---------- Dataset records

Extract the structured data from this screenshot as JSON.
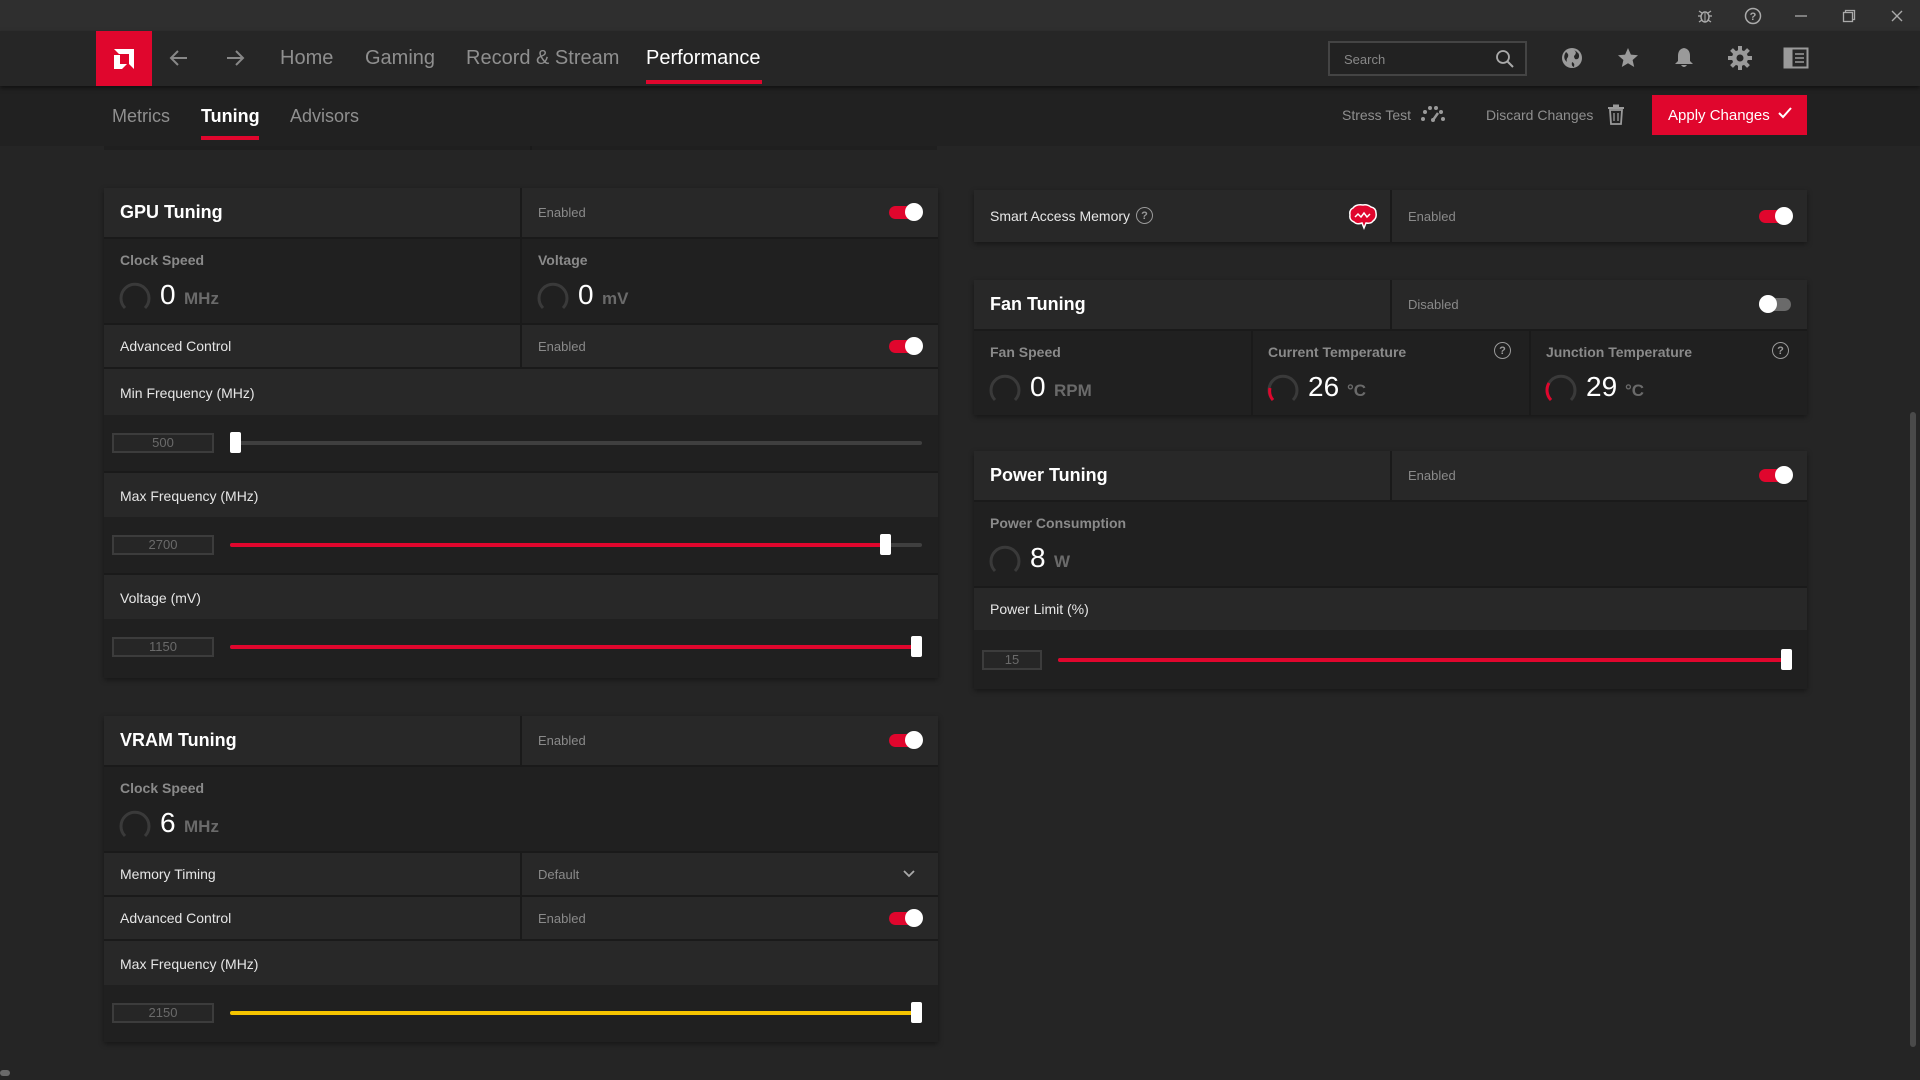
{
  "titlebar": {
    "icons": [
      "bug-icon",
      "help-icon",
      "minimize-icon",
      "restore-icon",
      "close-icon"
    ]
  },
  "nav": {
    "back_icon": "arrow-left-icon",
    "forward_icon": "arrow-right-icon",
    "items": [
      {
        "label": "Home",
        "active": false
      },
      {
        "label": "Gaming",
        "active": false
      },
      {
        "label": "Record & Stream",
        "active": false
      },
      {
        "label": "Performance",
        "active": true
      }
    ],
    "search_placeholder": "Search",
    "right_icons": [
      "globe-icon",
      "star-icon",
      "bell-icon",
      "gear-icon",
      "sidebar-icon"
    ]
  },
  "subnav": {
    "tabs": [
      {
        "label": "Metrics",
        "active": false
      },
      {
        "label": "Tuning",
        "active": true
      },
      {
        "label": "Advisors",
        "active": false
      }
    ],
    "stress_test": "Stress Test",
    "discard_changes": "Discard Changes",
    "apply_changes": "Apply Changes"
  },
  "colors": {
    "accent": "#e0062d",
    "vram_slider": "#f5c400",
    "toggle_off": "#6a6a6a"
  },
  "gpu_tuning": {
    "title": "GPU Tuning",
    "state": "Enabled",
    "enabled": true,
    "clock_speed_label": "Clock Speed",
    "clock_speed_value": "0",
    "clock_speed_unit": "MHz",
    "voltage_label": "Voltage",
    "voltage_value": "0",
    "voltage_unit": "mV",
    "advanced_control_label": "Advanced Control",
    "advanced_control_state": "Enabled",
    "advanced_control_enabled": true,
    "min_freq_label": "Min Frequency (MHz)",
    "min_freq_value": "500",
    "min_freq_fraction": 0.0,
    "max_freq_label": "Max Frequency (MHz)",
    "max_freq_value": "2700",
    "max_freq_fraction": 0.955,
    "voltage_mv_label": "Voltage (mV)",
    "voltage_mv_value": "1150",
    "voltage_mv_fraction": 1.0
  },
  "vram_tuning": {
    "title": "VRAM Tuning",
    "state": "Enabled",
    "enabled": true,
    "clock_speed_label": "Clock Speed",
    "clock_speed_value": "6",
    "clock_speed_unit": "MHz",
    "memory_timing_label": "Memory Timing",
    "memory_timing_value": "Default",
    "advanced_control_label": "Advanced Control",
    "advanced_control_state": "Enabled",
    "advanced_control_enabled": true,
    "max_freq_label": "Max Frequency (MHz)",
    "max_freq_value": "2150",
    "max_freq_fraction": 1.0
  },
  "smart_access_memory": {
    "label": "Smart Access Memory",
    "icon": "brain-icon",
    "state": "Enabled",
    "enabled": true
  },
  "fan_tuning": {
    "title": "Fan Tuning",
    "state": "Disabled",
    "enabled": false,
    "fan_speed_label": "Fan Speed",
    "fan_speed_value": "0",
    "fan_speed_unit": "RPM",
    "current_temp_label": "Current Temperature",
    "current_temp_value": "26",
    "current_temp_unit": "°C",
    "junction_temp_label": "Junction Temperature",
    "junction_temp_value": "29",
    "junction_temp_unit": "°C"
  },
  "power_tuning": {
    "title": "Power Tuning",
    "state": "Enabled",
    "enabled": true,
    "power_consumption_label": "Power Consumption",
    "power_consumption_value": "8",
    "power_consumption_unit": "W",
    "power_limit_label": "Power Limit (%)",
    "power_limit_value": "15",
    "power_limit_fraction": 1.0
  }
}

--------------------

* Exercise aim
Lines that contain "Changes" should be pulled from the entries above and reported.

* Task response
    "discard_changes": "Discard Changes",
    "apply_changes": "Apply Changes"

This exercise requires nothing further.